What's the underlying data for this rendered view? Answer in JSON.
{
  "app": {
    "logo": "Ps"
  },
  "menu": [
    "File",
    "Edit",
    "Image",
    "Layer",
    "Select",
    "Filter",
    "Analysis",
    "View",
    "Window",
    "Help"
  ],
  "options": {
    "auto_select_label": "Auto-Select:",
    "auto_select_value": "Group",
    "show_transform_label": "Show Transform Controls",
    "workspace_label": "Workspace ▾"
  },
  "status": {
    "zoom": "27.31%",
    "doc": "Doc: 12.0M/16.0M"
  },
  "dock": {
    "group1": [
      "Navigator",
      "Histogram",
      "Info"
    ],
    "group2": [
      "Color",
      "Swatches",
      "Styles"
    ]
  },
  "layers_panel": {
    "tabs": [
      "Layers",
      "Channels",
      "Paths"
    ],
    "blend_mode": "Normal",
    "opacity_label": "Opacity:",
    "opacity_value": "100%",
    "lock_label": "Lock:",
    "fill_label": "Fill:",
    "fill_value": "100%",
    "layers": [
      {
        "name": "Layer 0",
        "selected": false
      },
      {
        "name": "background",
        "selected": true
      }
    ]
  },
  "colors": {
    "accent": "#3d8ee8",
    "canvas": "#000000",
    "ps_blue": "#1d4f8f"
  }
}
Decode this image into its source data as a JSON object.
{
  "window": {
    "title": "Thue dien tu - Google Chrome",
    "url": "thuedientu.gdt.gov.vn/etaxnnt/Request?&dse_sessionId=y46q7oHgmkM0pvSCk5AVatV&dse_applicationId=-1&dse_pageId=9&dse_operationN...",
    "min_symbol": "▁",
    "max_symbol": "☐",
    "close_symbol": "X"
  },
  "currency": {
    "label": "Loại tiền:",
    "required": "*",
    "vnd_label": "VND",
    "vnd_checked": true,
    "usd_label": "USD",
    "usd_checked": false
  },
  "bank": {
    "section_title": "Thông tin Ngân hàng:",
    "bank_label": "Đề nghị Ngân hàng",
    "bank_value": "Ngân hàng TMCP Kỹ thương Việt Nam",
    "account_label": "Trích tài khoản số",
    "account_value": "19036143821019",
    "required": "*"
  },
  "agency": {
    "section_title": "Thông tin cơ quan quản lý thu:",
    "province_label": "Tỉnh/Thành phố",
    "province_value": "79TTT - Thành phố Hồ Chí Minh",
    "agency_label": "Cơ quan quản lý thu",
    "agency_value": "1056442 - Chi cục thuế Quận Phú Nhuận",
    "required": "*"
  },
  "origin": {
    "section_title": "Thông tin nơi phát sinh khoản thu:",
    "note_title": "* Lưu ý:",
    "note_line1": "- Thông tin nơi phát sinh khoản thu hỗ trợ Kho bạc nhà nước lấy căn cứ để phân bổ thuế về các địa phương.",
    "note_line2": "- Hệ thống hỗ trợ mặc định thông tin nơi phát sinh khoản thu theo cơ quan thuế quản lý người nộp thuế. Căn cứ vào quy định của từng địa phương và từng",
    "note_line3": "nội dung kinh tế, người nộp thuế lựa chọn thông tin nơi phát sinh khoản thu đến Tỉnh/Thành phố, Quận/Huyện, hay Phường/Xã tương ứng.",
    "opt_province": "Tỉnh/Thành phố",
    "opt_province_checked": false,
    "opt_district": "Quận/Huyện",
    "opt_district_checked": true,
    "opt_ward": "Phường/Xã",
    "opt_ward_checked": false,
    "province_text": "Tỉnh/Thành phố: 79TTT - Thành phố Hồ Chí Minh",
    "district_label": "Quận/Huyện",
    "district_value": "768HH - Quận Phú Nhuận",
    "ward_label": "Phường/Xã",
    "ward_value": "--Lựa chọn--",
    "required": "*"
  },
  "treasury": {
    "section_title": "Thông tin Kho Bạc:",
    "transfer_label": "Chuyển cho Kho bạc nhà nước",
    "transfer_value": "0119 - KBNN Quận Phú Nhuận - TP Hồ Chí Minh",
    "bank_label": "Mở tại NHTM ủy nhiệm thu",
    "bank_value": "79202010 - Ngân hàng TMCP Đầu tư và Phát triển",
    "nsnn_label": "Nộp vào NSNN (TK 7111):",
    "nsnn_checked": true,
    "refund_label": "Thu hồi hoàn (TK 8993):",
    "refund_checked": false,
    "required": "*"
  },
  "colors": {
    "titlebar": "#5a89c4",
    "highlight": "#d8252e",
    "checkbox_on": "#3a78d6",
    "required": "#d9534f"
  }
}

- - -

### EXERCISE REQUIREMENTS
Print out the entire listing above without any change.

### EXERCISE RESULT
What's the underlying data for this rendered view? Answer in JSON.
{
  "app": {
    "logo": "Ps"
  },
  "menu": [
    "File",
    "Edit",
    "Image",
    "Layer",
    "Select",
    "Filter",
    "Analysis",
    "View",
    "Window",
    "Help"
  ],
  "options": {
    "auto_select_label": "Auto-Select:",
    "auto_select_value": "Group",
    "show_transform_label": "Show Transform Controls",
    "workspace_label": "Workspace ▾"
  },
  "status": {
    "zoom": "27.31%",
    "doc": "Doc: 12.0M/16.0M"
  },
  "dock": {
    "group1": [
      "Navigator",
      "Histogram",
      "Info"
    ],
    "group2": [
      "Color",
      "Swatches",
      "Styles"
    ]
  },
  "layers_panel": {
    "tabs": [
      "Layers",
      "Channels",
      "Paths"
    ],
    "blend_mode": "Normal",
    "opacity_label": "Opacity:",
    "opacity_value": "100%",
    "lock_label": "Lock:",
    "fill_label": "Fill:",
    "fill_value": "100%",
    "layers": [
      {
        "name": "Layer 0",
        "selected": false
      },
      {
        "name": "background",
        "selected": true
      }
    ]
  },
  "colors": {
    "accent": "#3d8ee8",
    "canvas": "#000000",
    "ps_blue": "#1d4f8f"
  }
}
Decode this image into its source data as a JSON object.
{
  "window": {
    "title": "Thue dien tu - Google Chrome",
    "url": "thuedientu.gdt.gov.vn/etaxnnt/Request?&dse_sessionId=y46q7oHgmkM0pvSCk5AVatV&dse_applicationId=-1&dse_pageId=9&dse_operationN...",
    "min_symbol": "▁",
    "max_symbol": "☐",
    "close_symbol": "X"
  },
  "currency": {
    "label": "Loại tiền:",
    "required": "*",
    "vnd_label": "VND",
    "vnd_checked": true,
    "usd_label": "USD",
    "usd_checked": false
  },
  "bank": {
    "section_title": "Thông tin Ngân hàng:",
    "bank_label": "Đề nghị Ngân hàng",
    "bank_value": "Ngân hàng TMCP Kỹ thương Việt Nam",
    "account_label": "Trích tài khoản số",
    "account_value": "19036143821019",
    "required": "*"
  },
  "agency": {
    "section_title": "Thông tin cơ quan quản lý thu:",
    "province_label": "Tỉnh/Thành phố",
    "province_value": "79TTT - Thành phố Hồ Chí Minh",
    "agency_label": "Cơ quan quản lý thu",
    "agency_value": "1056442 - Chi cục thuế Quận Phú Nhuận",
    "required": "*"
  },
  "origin": {
    "section_title": "Thông tin nơi phát sinh khoản thu:",
    "note_title": "* Lưu ý:",
    "note_line1": "- Thông tin nơi phát sinh khoản thu hỗ trợ Kho bạc nhà nước lấy căn cứ để phân bổ thuế về các địa phương.",
    "note_line2": "- Hệ thống hỗ trợ mặc định thông tin nơi phát sinh khoản thu theo cơ quan thuế quản lý người nộp thuế. Căn cứ vào quy định của từng địa phương và từng",
    "note_line3": "nội dung kinh tế, người nộp thuế lựa chọn thông tin nơi phát sinh khoản thu đến Tỉnh/Thành phố, Quận/Huyện, hay Phường/Xã tương ứng.",
    "opt_province": "Tỉnh/Thành phố",
    "opt_province_checked": false,
    "opt_district": "Quận/Huyện",
    "opt_district_checked": true,
    "opt_ward": "Phường/Xã",
    "opt_ward_checked": false,
    "province_text": "Tỉnh/Thành phố: 79TTT - Thành phố Hồ Chí Minh",
    "district_label": "Quận/Huyện",
    "district_value": "768HH - Quận Phú Nhuận",
    "ward_label": "Phường/Xã",
    "ward_value": "--Lựa chọn--",
    "required": "*"
  },
  "treasury": {
    "section_title": "Thông tin Kho Bạc:",
    "transfer_label": "Chuyển cho Kho bạc nhà nước",
    "transfer_value": "0119 - KBNN Quận Phú Nhuận - TP Hồ Chí Minh",
    "bank_label": "Mở tại NHTM ủy nhiệm thu",
    "bank_value": "79202010 - Ngân hàng TMCP Đầu tư và Phát triển",
    "nsnn_label": "Nộp vào NSNN (TK 7111):",
    "nsnn_checked": true,
    "refund_label": "Thu hồi hoàn (TK 8993):",
    "refund_checked": false,
    "required": "*"
  },
  "colors": {
    "titlebar": "#5a89c4",
    "highlight": "#d8252e",
    "checkbox_on": "#3a78d6",
    "required": "#d9534f"
  }
}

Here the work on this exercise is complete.